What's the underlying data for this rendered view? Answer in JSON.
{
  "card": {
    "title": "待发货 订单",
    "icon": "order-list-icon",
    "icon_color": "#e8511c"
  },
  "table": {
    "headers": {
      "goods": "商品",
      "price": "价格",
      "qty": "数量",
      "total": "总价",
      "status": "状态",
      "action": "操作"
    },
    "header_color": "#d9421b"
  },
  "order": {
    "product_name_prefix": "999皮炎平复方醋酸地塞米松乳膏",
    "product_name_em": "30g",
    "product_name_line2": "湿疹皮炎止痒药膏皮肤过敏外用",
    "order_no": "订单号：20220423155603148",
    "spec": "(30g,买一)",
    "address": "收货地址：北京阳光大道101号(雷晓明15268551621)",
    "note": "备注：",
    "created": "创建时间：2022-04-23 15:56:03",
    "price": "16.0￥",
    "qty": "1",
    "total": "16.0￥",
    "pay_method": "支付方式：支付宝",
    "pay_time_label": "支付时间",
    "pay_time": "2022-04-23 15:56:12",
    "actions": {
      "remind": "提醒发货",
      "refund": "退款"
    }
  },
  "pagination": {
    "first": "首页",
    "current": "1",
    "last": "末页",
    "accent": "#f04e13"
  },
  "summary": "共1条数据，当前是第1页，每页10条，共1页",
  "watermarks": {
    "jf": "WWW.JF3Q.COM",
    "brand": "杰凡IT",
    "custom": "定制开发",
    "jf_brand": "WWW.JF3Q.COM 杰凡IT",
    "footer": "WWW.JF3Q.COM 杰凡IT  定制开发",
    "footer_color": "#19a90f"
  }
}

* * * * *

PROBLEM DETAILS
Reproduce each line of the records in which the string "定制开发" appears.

COMPLETED EXERCISE
    "custom": "定制开发",
    "footer": "WWW.JF3Q.COM 杰凡IT  定制开发",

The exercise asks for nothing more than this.